**Exercise details:**
Copy each line of the entries beneath that contains the word "icon".

-------------------------

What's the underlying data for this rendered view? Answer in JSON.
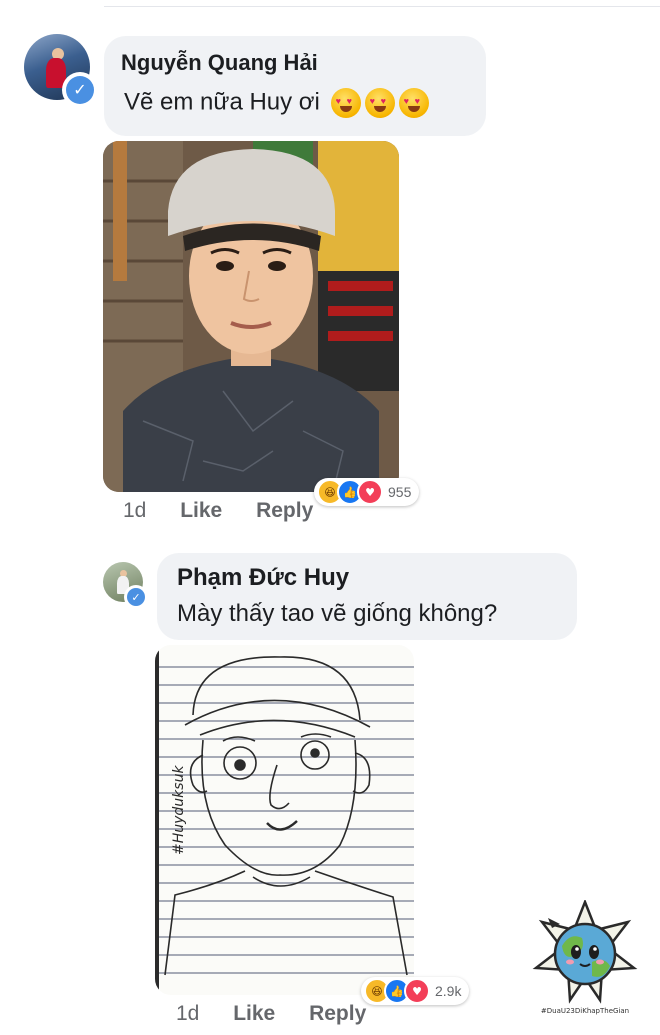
{
  "comments": [
    {
      "author": "Nguyễn Quang Hải",
      "text": "Vẽ em nữa Huy ơi",
      "emojis": [
        "heart-eyes-emoji",
        "heart-eyes-emoji",
        "heart-eyes-emoji"
      ],
      "time": "1d",
      "like_label": "Like",
      "reply_label": "Reply",
      "reaction_count": "955",
      "reactions": [
        "haha",
        "like",
        "love"
      ]
    },
    {
      "author": "Phạm Đức Huy",
      "text": "Mày thấy tao vẽ giống không?",
      "time": "1d",
      "like_label": "Like",
      "reply_label": "Reply",
      "reaction_count": "2.9k",
      "reactions": [
        "haha",
        "like",
        "love"
      ],
      "sketch_signature": "#Huyduksuk"
    }
  ],
  "watermark": {
    "text": "#DuaU23DiKhapTheGian"
  },
  "colors": {
    "bubble": "#f0f2f5",
    "meta_text": "#65676b",
    "verified": "#4a90e2",
    "like": "#1877f2",
    "love": "#f33e58",
    "haha": "#f7b928"
  }
}
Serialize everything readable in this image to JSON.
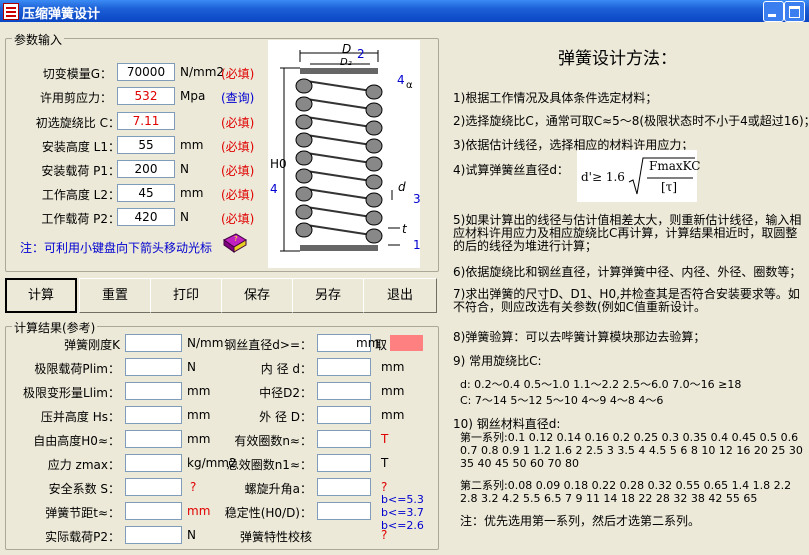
{
  "window": {
    "title": "压缩弹簧设计"
  },
  "params": {
    "legend": "参数输入",
    "rows": [
      {
        "label": "切变模量G：",
        "value": "70000",
        "unit": "N/mm2",
        "tag": "(必填)"
      },
      {
        "label": "许用剪应力：",
        "value": "532",
        "unit": "Mpa",
        "tag": "(查询)"
      },
      {
        "label": "初选旋绕比 C：",
        "value": "7.11",
        "unit": "",
        "tag": "(必填)"
      },
      {
        "label": "安装高度 L1：",
        "value": "55",
        "unit": "mm",
        "tag": "(必填)"
      },
      {
        "label": "安装载荷 P1：",
        "value": "200",
        "unit": "N",
        "tag": "(必填)"
      },
      {
        "label": "工作高度 L2：",
        "value": "45",
        "unit": "mm",
        "tag": "(必填)"
      },
      {
        "label": "工作载荷 P2：",
        "value": "420",
        "unit": "N",
        "tag": "(必填)"
      }
    ],
    "note": "注：可利用小键盘向下箭头移动光标"
  },
  "diagram": {
    "d_label": "D",
    "d2_label": "D₂",
    "h0_label": "H0",
    "small_d": "d",
    "t_label": "t",
    "a_label": "α",
    "n1": "1",
    "n2": "2",
    "n3": "3",
    "n4": "4",
    "n4b": "4"
  },
  "buttons": {
    "calc": "计算",
    "reset": "重置",
    "print": "打印",
    "save": "保存",
    "saveas": "另存",
    "exit": "退出"
  },
  "results": {
    "legend": "计算结果(参考)",
    "left": [
      {
        "label": "弹簧刚度K",
        "unit": "N/mm",
        "extra": ""
      },
      {
        "label": "极限载荷Plim：",
        "unit": "N",
        "extra": ""
      },
      {
        "label": "极限变形量Llim：",
        "unit": "mm",
        "extra": ""
      },
      {
        "label": "压并高度 Hs：",
        "unit": "mm",
        "extra": ""
      },
      {
        "label": "自由高度H0≈：",
        "unit": "mm",
        "extra": ""
      },
      {
        "label": "应力 zmax：",
        "unit": "kg/mm2",
        "extra": ""
      },
      {
        "label": "安全系数 S：",
        "unit": "",
        "extra": "?"
      },
      {
        "label": "弹簧节距t≈：",
        "unit": "mm",
        "extra": ""
      },
      {
        "label": "实际载荷P2：",
        "unit": "N",
        "extra": ""
      }
    ],
    "right": [
      {
        "label": "钢丝直径d>=：",
        "unit": "mm",
        "extra": "取"
      },
      {
        "label": "内 径 d：",
        "unit": "mm",
        "extra": ""
      },
      {
        "label": "中径D2：",
        "unit": "mm",
        "extra": ""
      },
      {
        "label": "外 径 D：",
        "unit": "mm",
        "extra": ""
      },
      {
        "label": "有效圈数n≈：",
        "unit": "T",
        "extra": ""
      },
      {
        "label": "总效圈数n1≈：",
        "unit": "T",
        "extra": ""
      },
      {
        "label": "螺旋升角a：",
        "unit": "?",
        "extra": ""
      },
      {
        "label": "稳定性(H0/D)：",
        "unit": "",
        "extra": ""
      },
      {
        "label": "弹簧特性校核",
        "unit": "?",
        "extra": ""
      }
    ],
    "b1": "b<=5.3",
    "b2": "b<=3.7",
    "b3": "b<=2.6"
  },
  "method": {
    "title": "弹簧设计方法：",
    "s1": "1)根据工作情况及具体条件选定材料；",
    "s2": "2)选择旋绕比C，通常可取C≈5～8(极限状态时不小于4或超过16)；",
    "s3": "3)依据估计线径，选择相应的材料许用应力；",
    "s4": "4)试算弹簧丝直径d：",
    "formula": "d'≥ 1.6",
    "formula_num": "FmaxKC",
    "formula_den": "[τ]",
    "s5": "5)如果计算出的线径与估计值相差太大，则重新估计线径，输入相应材料许用应力及相应旋绕比C再计算，计算结果相近时，取圆整的后的线径为堆进行计算；",
    "s6": "6)依据旋绕比和钢丝直径，计算弹簧中径、内径、外径、圈数等；",
    "s7": "7)求出弹簧的尺寸D、D1、H0,并检查其是否符合安装要求等。如不符合，则应改选有关参数(例如C值重新设计。",
    "s8": "8)弹簧验算：可以去哔簧计算模块那边去验算；",
    "s9": "9) 常用旋绕比C:",
    "d_row": "d: 0.2～0.4  0.5～1.0  1.1～2.2  2.5～6.0  7.0～16  ≥18",
    "c_row": "C:  7～14    5～12    5～10    4～9     4～8    4～6",
    "s10": "10) 钢丝材料直径d:",
    "series1": "第一系列:0.1 0.12 0.14 0.16 0.2 0.25 0.3 0.35 0.4 0.45 0.5 0.6 0.7 0.8 0.9 1 1.2 1.6 2 2.5 3 3.5 4 4.5 5 6 8 10 12 16 20 25 30 35 40 45 50 60 70 80",
    "series2": "第二系列:0.08 0.09 0.18 0.22 0.28 0.32 0.55 0.65 1.4 1.8 2.2 2.8 3.2 4.2 5.5 6.5 7 9 11 14 18  22 28 32 38 42 55 65",
    "note": "注：优先选用第一系列，然后才选第二系列。"
  },
  "colors": {
    "accent_red": "#e00000",
    "query_blue": "#0000d0",
    "swatch": "#ff8080"
  }
}
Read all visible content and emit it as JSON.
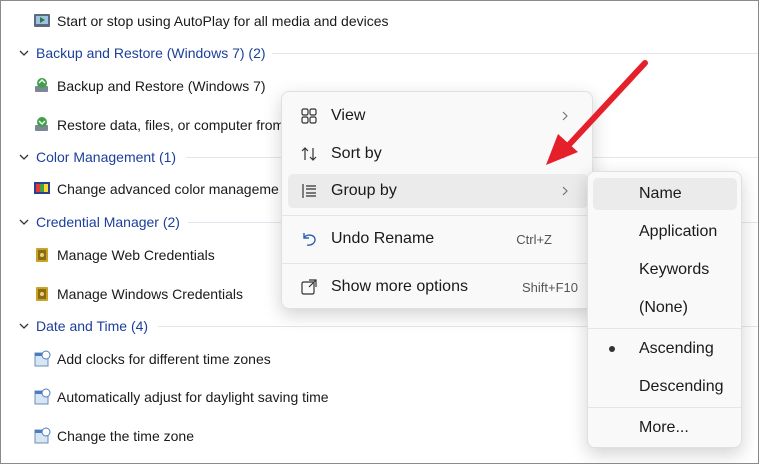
{
  "list": {
    "autoplay_task": "Start or stop using AutoPlay for all media and devices",
    "groups": [
      {
        "header": "Backup and Restore (Windows 7) (2)",
        "tasks": [
          "Backup and Restore (Windows 7)",
          "Restore data, files, or computer from"
        ]
      },
      {
        "header": "Color Management (1)",
        "tasks": [
          "Change advanced color manageme"
        ]
      },
      {
        "header": "Credential Manager (2)",
        "tasks": [
          "Manage Web Credentials",
          "Manage Windows Credentials"
        ]
      },
      {
        "header": "Date and Time (4)",
        "tasks": [
          "Add clocks for different time zones",
          "Automatically adjust for daylight saving time",
          "Change the time zone"
        ]
      }
    ]
  },
  "context_menu": {
    "items": [
      {
        "label": "View",
        "icon": "grid-icon",
        "submenu": true
      },
      {
        "label": "Sort by",
        "icon": "sort-icon",
        "submenu": true
      },
      {
        "label": "Group by",
        "icon": "group-by-icon",
        "submenu": true,
        "active": true
      },
      {
        "label": "Undo Rename",
        "icon": "undo-icon",
        "shortcut": "Ctrl+Z"
      },
      {
        "label": "Show more options",
        "icon": "show-more-icon",
        "shortcut": "Shift+F10"
      }
    ]
  },
  "group_by_submenu": {
    "items": [
      "Name",
      "Application",
      "Keywords",
      "(None)"
    ],
    "order": [
      "Ascending",
      "Descending"
    ],
    "selected_order": "Ascending",
    "more": "More..."
  },
  "colors": {
    "group_header": "#1b3f9a",
    "annotation_arrow": "#e5202a",
    "menu_bg": "#f9f9f9",
    "highlight": "#ebebeb"
  }
}
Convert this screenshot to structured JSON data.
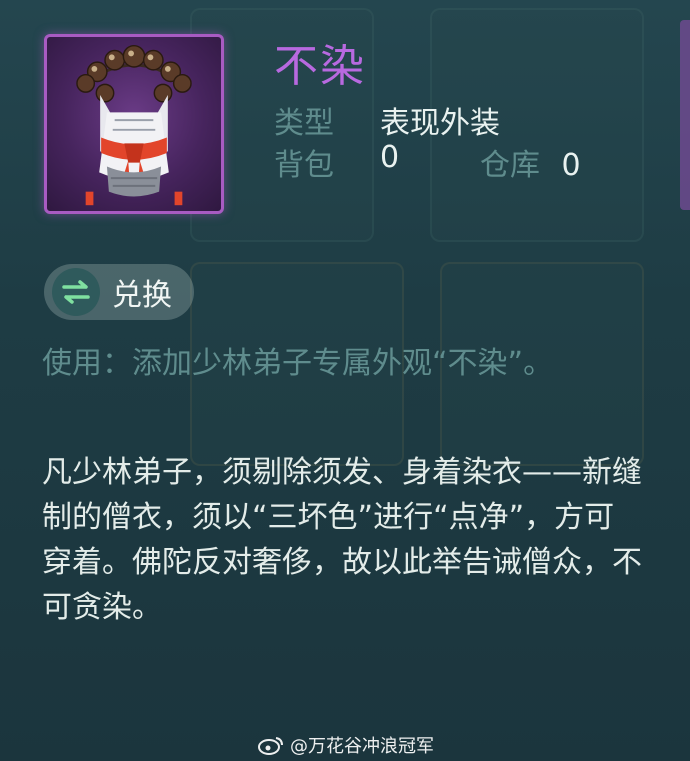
{
  "item": {
    "name": "不染",
    "type_label": "类型",
    "type_value": "表现外装",
    "bag_label": "背包",
    "bag_value": "0",
    "storage_label": "仓库",
    "storage_value": "0",
    "icon": "monk-robe-with-prayer-beads-icon",
    "rarity_color": "#a85bc2"
  },
  "action": {
    "label": "兑换",
    "icon": "exchange-arrows-icon"
  },
  "usage_text": "使用：添加少林弟子专属外观“不染”。",
  "description": "凡少林弟子，须剔除须发、身着染衣——新缝制的僧衣，须以“三坏色”进行“点净”，方可穿着。佛陀反对奢侈，故以此举告诫僧众，不可贪染。",
  "watermark": {
    "text": "@万花谷冲浪冠军",
    "icon": "weibo-icon"
  },
  "colors": {
    "background": "#1f3a42",
    "name": "#b869e0",
    "label": "#5f8c8d",
    "value": "#e9f2f0"
  }
}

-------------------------

**Response area:**
        "icon": "grid-icon",
        "icon": "sort-icon",
        "icon": "group-by-icon",
        "icon": "undo-icon",
        "icon": "show-more-icon",
    "icon": "monk-robe-with-prayer-beads-icon",
    "icon": "exchange-arrows-icon"
    "icon": "weibo-icon"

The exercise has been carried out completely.